From aggregators and social networking sites to online review platforms and mobile apps, job seekers have more channels than ever to identify and evaluate potential employers. Yet, even amid an increasing array of options, it’s the corporate career website that remains the most valued channel for researching an employer.
Much of the value is derived from the career website’s role as the main hub for the organization’s employer brand. Today’s sophisticated job seekers, whether they are active or passive, want an in-depth understanding of what it’s like to work at a company before they decide to apply. In response, most enterprise employers offer a robust career website experience, complete with in-depth content in varying formats for segmented audiences and opportunities to stay in touch until a relevant job opening becomes available. But that’s just for starters. As we’ve witnessed over the past few years, the rapid evolution of online consumer experiences has created an entirely new set of expectations for corporate career website best practices.

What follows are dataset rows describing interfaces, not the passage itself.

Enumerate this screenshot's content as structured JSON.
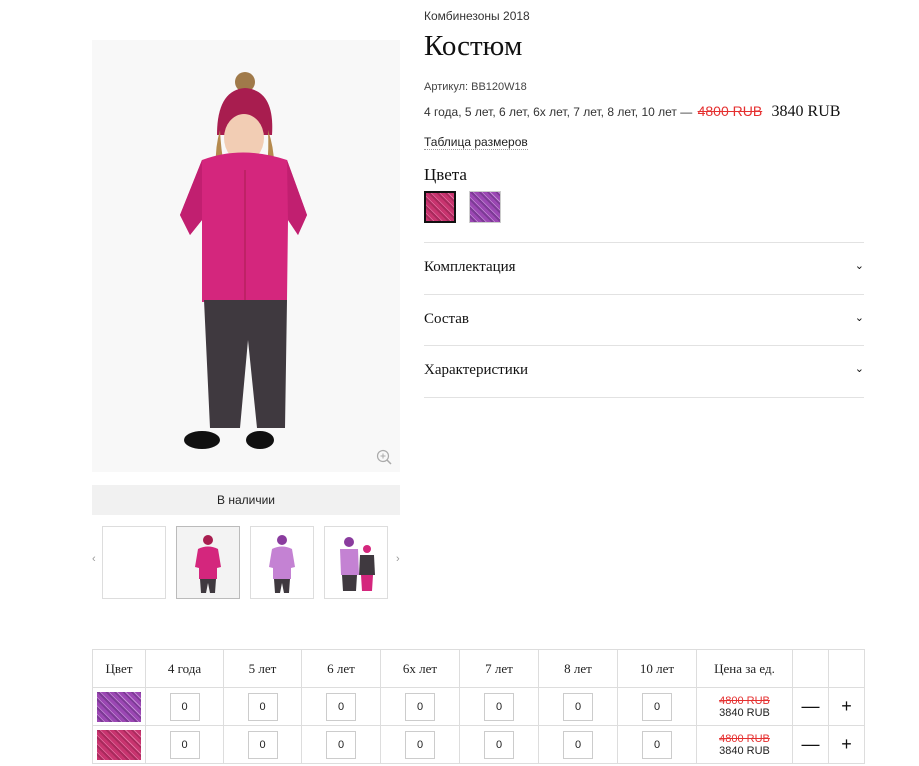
{
  "breadcrumb": "Комбинезоны 2018",
  "product": {
    "title": "Костюм",
    "sku": "Артикул: BB120W18",
    "sizes_text": "4 года, 5 лет, 6 лет, 6х лет, 7 лет, 8 лет, 10 лет —",
    "old_price": "4800 RUB",
    "new_price": "3840 RUB",
    "size_table_link": "Таблица размеров",
    "colors_heading": "Цвета",
    "stock_status": "В наличии"
  },
  "accordion": [
    {
      "label": "Комплектация"
    },
    {
      "label": "Состав"
    },
    {
      "label": "Характеристики"
    }
  ],
  "icons": {
    "zoom": "zoom-icon",
    "thumb_prev": "‹",
    "thumb_next": "›",
    "chevron": "⌄"
  },
  "colors": {
    "accent_red": "#e53030",
    "pink": "#d4267d",
    "purple": "#9b47b3"
  },
  "order_table": {
    "headers": [
      "Цвет",
      "4 года",
      "5 лет",
      "6 лет",
      "6х лет",
      "7 лет",
      "8 лет",
      "10 лет",
      "Цена за ед.",
      ""
    ],
    "rows": [
      {
        "qty": [
          "0",
          "0",
          "0",
          "0",
          "0",
          "0",
          "0"
        ],
        "old_price": "4800 RUB",
        "new_price": "3840 RUB",
        "minus": "—",
        "plus": "+"
      },
      {
        "qty": [
          "0",
          "0",
          "0",
          "0",
          "0",
          "0",
          "0"
        ],
        "old_price": "4800 RUB",
        "new_price": "3840 RUB",
        "minus": "—",
        "plus": "+"
      }
    ]
  }
}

Geolocation—just the beginning
Our industry’s initial focus when delving into career website personalization was on the use of geolocation. More specifically, talent acquisition leveraged the practice to ensure that their career websites instantly recognized the visitor’s location and served up matching jobs.
But automated location-specific job results merely represent the baseline of a personalized candidate experience. Soon, more and more corporate career websites will be able to “understand” individual job seekers through a combination of user-supplied information and automation, whereby algorithms will determine, based on the user’s behavior, the jobs and content that should be presented.
Leveraging user-supplied information to advance career website personalization
As an initial step, organizations can embed tag-based criteria into the job search functionality, encouraging visitors to provide details regarding their discipline, skills, experience level and current job title, so that both jobs and content can be customized to the individual. Greater value is realized when these features and functions are also personalized to the organization’s hiring needs. For example, let’s say someone visits the site and indicates she has a sales background. But the organization only hires individuals with solutions selling experience—the tagging system should be mapped accordingly so that the visitor can either identify that as another skill she possesses or self-select out because she now understands that her background isn’t a fit with the job requirements.
Building in AI-driven matching and recommendation capabilities
Just as we’ve seen on the consumer side, AI and automation are opening up entirely new possibilities for the corporate career website experience by doing the heavy lifting to connect the dots between what job seekers and companies have to offer one another.
In these instances, algorithms can be developed to “observe” behaviors and learn from the related outcomes. To illustrate, the career website would know when a visitor has joined a talent community, allowing relevant jobs and content to be displayed even if that visitor hasn’t provided any details about his background. Alternatively, AI can help determine if an individual isn’t qualified for a job he’s reviewing and “nudge” him in the direction of better alternatives.
Chatbots can also be integrated into the career website experience for further personalization, such as recognizing when visitors are already connected to the organization because they completed the hiring process as “silver medalists.” Instead of treating these candidates like strangers, a chatbot can immediately convey that a highly valued relationship already exists.
Creating stronger connections for better talent outcomes
The evolution of applying personalization to career website functionality for hyper-customized candidate experiences is well underway. In my view, this offers truly exciting opportunities for talent acquisition teams that not only want to keep up with, but continually surpass, job seeker expectations with the ultimate goal of creating stronger candidate connections for better talent outcomes.